Kushler also cites a prevalent concern about “fuel switching” as another possible impediment to the use of ASHPs under CIP. “Historically in Minnesota,” writes Kushler, “using a CIP program to encourage a customer to switch fuel sources between electric and natural gas utilities is at least discouraged, if not prohibited... [While] CIP provides an excellent policy structure for achieving electricity and natural gas savings, Minnesota has no comparable structure or funding for achieving heating oil and propane savings.” (With regard to the fuel-switching concern, CEE researchers are exclusively testing sites with either delivered fuel or electric heat, and run no risk of taking customers from natural gas utilities.)
In considering possible future programs, Kushler suggests that any useful programming would begin with a net BTU analysis to confirm that energy savings are feasible. For a pilot program, he suggests targeting homes that use delivered fuel or electric power for heating rather than utility natural gas.
Minnesota’s utility co-ops may be best suited to lead the way. Kushler concludes by calling for “one or more electric co-ops” to submit proposals for pilot programs to promote ASHPs within their CIP plan filings. Per Kushler, the proposed programs should contain the following elements:

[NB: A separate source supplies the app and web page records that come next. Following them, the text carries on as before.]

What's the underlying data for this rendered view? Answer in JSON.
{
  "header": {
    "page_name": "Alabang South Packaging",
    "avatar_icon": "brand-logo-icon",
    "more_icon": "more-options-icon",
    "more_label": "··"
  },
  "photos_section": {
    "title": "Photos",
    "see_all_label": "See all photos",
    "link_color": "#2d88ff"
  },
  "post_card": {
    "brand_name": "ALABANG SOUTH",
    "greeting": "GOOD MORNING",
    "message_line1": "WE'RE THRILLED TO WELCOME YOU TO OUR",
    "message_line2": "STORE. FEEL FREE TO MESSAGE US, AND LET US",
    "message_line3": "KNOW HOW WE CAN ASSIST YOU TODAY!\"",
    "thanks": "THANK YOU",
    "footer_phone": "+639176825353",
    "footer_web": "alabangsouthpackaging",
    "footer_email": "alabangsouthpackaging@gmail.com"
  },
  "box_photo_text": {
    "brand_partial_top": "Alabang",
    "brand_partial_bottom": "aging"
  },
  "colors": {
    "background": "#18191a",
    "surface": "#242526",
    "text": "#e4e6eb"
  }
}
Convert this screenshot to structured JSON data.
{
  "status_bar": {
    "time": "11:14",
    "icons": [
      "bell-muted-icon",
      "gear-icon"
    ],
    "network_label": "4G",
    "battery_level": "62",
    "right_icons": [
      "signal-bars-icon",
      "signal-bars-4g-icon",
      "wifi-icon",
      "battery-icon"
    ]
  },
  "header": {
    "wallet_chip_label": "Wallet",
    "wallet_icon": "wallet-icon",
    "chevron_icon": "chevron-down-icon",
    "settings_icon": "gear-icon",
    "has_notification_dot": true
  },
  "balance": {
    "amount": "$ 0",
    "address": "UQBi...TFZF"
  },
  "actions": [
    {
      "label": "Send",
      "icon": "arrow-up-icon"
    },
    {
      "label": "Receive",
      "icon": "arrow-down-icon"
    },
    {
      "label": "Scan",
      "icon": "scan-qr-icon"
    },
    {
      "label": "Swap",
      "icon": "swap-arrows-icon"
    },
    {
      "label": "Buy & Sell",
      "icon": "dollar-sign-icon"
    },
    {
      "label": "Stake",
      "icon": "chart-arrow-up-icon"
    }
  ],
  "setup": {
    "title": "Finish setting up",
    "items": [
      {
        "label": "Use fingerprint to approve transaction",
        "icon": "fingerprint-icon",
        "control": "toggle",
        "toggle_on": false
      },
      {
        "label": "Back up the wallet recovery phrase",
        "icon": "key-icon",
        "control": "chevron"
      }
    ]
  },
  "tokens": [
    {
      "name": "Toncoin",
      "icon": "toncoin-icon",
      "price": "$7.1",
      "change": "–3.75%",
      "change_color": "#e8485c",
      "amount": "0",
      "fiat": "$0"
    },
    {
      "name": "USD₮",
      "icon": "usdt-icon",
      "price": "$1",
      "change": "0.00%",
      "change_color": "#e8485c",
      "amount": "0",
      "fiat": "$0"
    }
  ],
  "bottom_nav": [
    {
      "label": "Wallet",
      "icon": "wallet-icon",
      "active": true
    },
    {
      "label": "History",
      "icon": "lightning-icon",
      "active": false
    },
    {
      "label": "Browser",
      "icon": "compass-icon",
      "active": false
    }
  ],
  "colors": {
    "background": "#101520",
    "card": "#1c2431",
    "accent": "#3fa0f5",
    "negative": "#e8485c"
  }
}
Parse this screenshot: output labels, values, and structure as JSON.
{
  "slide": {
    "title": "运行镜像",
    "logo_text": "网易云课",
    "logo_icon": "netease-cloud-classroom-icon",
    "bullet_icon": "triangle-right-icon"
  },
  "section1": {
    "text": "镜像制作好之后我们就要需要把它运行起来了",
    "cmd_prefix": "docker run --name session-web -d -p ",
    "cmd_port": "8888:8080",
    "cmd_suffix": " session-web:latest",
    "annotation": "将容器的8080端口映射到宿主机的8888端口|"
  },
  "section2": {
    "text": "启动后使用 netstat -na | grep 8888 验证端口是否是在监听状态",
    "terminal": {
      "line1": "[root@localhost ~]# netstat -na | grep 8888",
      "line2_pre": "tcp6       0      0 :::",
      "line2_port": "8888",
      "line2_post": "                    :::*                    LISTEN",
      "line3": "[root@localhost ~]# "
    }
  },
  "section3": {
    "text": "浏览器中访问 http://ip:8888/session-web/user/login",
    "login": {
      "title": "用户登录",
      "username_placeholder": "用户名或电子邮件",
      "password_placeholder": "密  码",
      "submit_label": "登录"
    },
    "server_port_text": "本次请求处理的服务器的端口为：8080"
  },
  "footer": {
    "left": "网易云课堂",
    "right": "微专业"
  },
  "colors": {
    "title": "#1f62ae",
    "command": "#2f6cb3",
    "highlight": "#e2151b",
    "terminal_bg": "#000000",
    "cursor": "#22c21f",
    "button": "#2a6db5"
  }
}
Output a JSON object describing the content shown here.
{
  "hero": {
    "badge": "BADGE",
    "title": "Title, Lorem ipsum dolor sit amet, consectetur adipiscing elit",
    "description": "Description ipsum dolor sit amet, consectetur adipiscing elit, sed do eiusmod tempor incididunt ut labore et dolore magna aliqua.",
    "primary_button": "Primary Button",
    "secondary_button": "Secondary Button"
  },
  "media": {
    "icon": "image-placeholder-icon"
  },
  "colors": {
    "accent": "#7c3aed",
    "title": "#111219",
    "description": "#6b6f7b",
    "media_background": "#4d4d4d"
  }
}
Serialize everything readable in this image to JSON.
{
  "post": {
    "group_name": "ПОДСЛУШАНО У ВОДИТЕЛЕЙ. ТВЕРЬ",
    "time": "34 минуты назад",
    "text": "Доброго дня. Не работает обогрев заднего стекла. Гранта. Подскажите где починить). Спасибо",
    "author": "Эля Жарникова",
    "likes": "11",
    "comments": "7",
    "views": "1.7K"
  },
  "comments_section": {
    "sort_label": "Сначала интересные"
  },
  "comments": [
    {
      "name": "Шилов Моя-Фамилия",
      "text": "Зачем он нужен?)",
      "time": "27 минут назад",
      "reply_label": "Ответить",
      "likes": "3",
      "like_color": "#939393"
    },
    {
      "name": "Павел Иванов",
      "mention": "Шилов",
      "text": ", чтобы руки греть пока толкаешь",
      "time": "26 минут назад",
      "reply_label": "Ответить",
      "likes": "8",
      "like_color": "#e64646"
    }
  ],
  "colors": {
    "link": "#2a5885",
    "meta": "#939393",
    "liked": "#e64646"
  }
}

- The program should be targeted to existing homes that use electricity, propane, or heating oil as their space heating fuel. All income levels would be eligible.
- To help ensure that the program is genuinely focused on energy conservation, the program should include incentives and assistance to facilitate building shell conservation improvements (i.e., insulation and air sealing) in the homes that install ASHPs.
- Cost-effectiveness should be based on total energy savings (electricity and heating fuel) of the package of measures installed in the home, taking into account any increase in electricity use from the ASHP.
- Any net electricity savings from the package would be directly credited toward the co-op’s energy savings goal under CIP.
- As long as the co-op meets the minimum 1% electricity savings from its normal CIP programs, any net savings in propane or heating oil from this ASHP program could be applied to the co-op’s CIP energy savings goal above the 1% level (using a BTU conversion of heating fuel to electricity).
Already, CEE’s preliminary results show that cold climate heat pumps can meet the heating load of a home down to 10 degrees Fahrenheit, with little backup assistance. And researchers are seeing a 50%-90% reduction in propane use at tested properties, which holds potential to eliminate an especially expensive winter purchase of propane.
As the policy context continues to evolve, CEE’s field results will be used to inform policy recommendations and help accelerate the integration of ASHPs into utility programs. With another heating season to be tested this winter, researchers intend to delve deeper, exploring and refining various heat pump controls to improve system performance. A final report will be completed in 2017.
Analysis of the Policy Context and Potential for an Air Source Heat Pump Pilot Program to be Incorporated into Minnesota’s Energy Conservation Program Structure for Cooperative Electric Utilities, Martin Kushler, ACEEE (2016)
CEE Cold Climate Air Source Heat Pumps project page
Field assessment of cold climate air source heat pumps, CEE researcher Nicole Kessler at 2016 ACEEE Summer Study